Please say how many lines in the entries below hold the string "rotated", with no other words.

════

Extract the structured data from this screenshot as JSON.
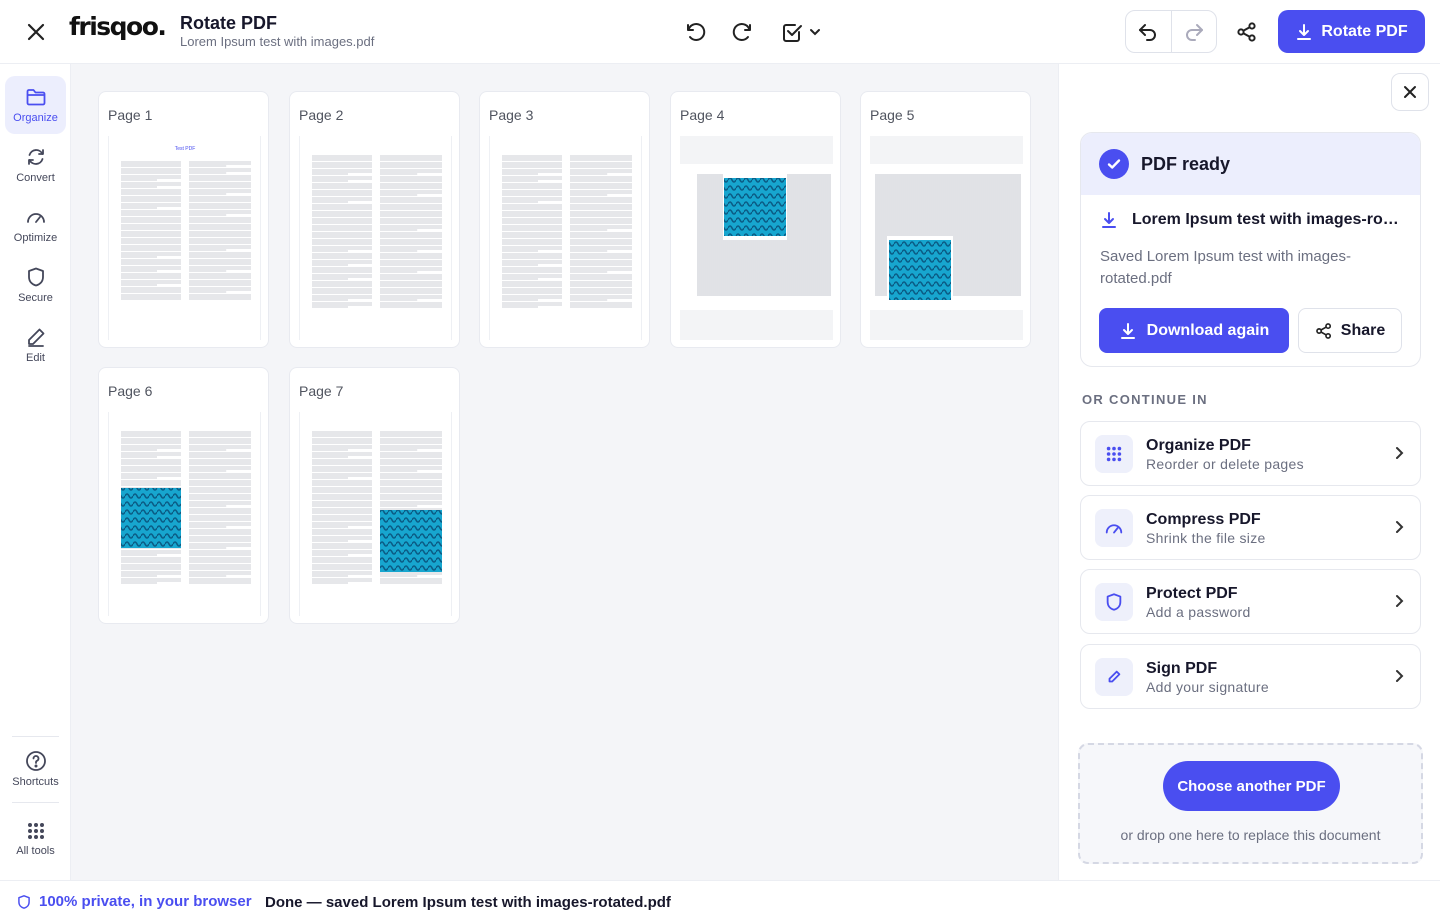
{
  "header": {
    "close_icon": "close-icon",
    "logo": "frisqoo.",
    "title": "Rotate PDF",
    "filename": "Lorem Ipsum test with images.pdf",
    "rotate_left_icon": "rotate-ccw-icon",
    "rotate_right_icon": "rotate-cw-icon",
    "select_icon": "checkbox-select-icon",
    "undo_icon": "undo-icon",
    "redo_icon": "redo-icon",
    "share_icon": "share-icon",
    "primary_button": "Rotate PDF"
  },
  "rail": {
    "items": [
      {
        "label": "Organize",
        "icon": "folder-icon",
        "active": true
      },
      {
        "label": "Convert",
        "icon": "refresh-icon"
      },
      {
        "label": "Optimize",
        "icon": "gauge-icon"
      },
      {
        "label": "Secure",
        "icon": "shield-icon"
      },
      {
        "label": "Edit",
        "icon": "pencil-icon"
      }
    ],
    "shortcuts": "Shortcuts",
    "all_tools": "All tools"
  },
  "pages": [
    {
      "label": "Page 1",
      "heading": "Test PDF"
    },
    {
      "label": "Page 2"
    },
    {
      "label": "Page 3"
    },
    {
      "label": "Page 4"
    },
    {
      "label": "Page 5"
    },
    {
      "label": "Page 6"
    },
    {
      "label": "Page 7"
    }
  ],
  "panel": {
    "ready_title": "PDF ready",
    "file_name": "Lorem Ipsum test with images-rotated.pdf",
    "saved_note": "Saved Lorem Ipsum test with images-rotated.pdf",
    "download_again": "Download again",
    "share": "Share",
    "continue_label": "OR CONTINUE IN",
    "tools": [
      {
        "name": "Organize PDF",
        "desc": "Reorder or delete pages",
        "icon": "grid-dots-icon"
      },
      {
        "name": "Compress PDF",
        "desc": "Shrink the file size",
        "icon": "gauge-icon"
      },
      {
        "name": "Protect PDF",
        "desc": "Add a password",
        "icon": "shield-icon"
      },
      {
        "name": "Sign PDF",
        "desc": "Add your signature",
        "icon": "pen-icon"
      }
    ],
    "choose_another": "Choose another PDF",
    "drop_hint": "or drop one here to replace this document"
  },
  "status": {
    "privacy": "100% private, in your browser",
    "message": "Done — saved Lorem Ipsum test with images-rotated.pdf"
  },
  "colors": {
    "accent": "#4a4ef0",
    "accent_soft": "#eceefd",
    "pattern": "#1aa0c8"
  }
}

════

**RESPONSE TO THE EXERCISE**
3